■ App and web page records
■ ■ ■ ■ ■ ■ ■

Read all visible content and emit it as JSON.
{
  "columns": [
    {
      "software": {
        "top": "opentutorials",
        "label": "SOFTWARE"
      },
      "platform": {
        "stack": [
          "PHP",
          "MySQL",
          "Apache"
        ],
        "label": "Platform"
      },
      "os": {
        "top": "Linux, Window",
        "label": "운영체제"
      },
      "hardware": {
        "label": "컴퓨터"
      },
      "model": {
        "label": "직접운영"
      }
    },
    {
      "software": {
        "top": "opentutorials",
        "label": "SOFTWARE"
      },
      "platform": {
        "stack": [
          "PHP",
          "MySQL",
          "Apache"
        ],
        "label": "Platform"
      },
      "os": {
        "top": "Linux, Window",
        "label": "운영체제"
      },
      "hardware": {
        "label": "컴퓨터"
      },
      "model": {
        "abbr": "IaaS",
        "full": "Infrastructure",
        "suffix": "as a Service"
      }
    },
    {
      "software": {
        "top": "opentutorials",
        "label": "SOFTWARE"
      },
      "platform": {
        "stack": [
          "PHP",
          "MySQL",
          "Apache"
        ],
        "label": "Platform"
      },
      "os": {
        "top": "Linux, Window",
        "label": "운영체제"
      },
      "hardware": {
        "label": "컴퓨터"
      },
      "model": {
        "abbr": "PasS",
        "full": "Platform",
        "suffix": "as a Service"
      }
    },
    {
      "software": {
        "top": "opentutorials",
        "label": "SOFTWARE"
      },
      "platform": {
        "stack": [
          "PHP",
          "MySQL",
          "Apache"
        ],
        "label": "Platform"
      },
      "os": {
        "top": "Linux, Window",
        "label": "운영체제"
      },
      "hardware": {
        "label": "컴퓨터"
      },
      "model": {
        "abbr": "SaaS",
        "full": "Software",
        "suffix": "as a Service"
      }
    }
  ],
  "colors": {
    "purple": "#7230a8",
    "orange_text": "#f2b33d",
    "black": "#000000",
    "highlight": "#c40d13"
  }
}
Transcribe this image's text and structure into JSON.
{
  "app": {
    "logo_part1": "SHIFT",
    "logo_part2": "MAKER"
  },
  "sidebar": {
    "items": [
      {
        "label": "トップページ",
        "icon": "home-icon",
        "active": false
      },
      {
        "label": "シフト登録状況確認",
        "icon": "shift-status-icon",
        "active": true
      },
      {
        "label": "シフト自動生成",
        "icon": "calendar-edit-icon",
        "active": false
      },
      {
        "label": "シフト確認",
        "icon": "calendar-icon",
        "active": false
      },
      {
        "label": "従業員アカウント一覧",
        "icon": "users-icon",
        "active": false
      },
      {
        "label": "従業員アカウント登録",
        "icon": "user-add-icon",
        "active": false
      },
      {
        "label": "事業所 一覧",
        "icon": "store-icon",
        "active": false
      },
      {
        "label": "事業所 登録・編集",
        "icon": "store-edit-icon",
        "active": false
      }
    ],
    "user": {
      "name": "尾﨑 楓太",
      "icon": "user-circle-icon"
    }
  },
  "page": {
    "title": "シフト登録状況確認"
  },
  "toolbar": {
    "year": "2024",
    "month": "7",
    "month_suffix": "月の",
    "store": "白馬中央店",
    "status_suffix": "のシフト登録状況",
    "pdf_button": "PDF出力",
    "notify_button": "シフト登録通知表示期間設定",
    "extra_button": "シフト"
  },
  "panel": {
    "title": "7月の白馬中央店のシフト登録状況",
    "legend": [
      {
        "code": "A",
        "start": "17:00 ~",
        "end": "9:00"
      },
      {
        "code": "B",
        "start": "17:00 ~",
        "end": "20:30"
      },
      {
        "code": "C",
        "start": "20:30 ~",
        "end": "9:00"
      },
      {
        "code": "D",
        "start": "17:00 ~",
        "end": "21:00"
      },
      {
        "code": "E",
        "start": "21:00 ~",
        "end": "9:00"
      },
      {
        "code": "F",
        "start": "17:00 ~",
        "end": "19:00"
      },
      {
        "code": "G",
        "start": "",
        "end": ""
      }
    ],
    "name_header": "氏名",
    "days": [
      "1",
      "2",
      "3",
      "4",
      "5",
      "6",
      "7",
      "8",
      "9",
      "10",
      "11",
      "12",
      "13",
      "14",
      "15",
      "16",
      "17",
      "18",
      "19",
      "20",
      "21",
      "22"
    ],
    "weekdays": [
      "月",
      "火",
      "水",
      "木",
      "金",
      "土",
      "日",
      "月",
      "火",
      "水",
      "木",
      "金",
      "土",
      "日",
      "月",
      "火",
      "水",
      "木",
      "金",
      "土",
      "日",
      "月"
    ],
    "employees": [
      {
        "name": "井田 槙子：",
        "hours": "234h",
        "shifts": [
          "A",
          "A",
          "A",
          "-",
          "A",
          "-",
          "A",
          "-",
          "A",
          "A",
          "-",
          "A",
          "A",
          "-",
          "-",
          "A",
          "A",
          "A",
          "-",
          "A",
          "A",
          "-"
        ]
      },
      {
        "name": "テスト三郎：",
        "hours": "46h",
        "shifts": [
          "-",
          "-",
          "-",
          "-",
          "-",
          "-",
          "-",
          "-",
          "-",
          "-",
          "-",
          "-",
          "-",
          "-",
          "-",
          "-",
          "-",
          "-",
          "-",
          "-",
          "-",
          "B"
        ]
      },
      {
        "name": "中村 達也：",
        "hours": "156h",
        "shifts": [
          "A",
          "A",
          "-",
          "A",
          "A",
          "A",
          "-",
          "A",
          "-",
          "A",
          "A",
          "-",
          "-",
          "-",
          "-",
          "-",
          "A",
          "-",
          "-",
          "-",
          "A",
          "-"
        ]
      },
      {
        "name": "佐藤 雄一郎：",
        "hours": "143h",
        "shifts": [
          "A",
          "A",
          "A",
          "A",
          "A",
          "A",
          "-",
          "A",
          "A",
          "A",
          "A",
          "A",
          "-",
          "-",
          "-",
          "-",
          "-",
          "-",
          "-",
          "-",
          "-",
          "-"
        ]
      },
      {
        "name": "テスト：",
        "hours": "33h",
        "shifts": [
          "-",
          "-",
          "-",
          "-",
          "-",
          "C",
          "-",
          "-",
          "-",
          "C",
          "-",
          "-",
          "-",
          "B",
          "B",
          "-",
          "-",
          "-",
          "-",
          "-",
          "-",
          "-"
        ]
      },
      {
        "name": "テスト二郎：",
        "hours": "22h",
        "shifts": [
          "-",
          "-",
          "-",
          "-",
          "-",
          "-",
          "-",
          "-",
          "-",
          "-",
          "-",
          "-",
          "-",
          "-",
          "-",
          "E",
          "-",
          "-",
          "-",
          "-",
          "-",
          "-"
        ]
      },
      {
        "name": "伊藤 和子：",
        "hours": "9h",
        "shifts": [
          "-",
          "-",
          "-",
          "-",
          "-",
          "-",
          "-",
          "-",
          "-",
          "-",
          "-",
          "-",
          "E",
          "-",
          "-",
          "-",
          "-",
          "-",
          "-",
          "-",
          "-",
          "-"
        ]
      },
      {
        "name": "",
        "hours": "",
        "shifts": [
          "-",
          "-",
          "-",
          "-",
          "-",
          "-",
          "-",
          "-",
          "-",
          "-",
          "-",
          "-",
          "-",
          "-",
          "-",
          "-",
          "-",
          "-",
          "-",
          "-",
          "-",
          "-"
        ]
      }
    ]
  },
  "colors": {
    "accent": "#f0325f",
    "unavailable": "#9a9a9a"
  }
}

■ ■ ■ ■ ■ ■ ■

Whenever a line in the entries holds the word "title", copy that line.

■ Result of the task
    "title": "シフト登録状況確認"
    "title": "7月の白馬中央店のシフト登録状況",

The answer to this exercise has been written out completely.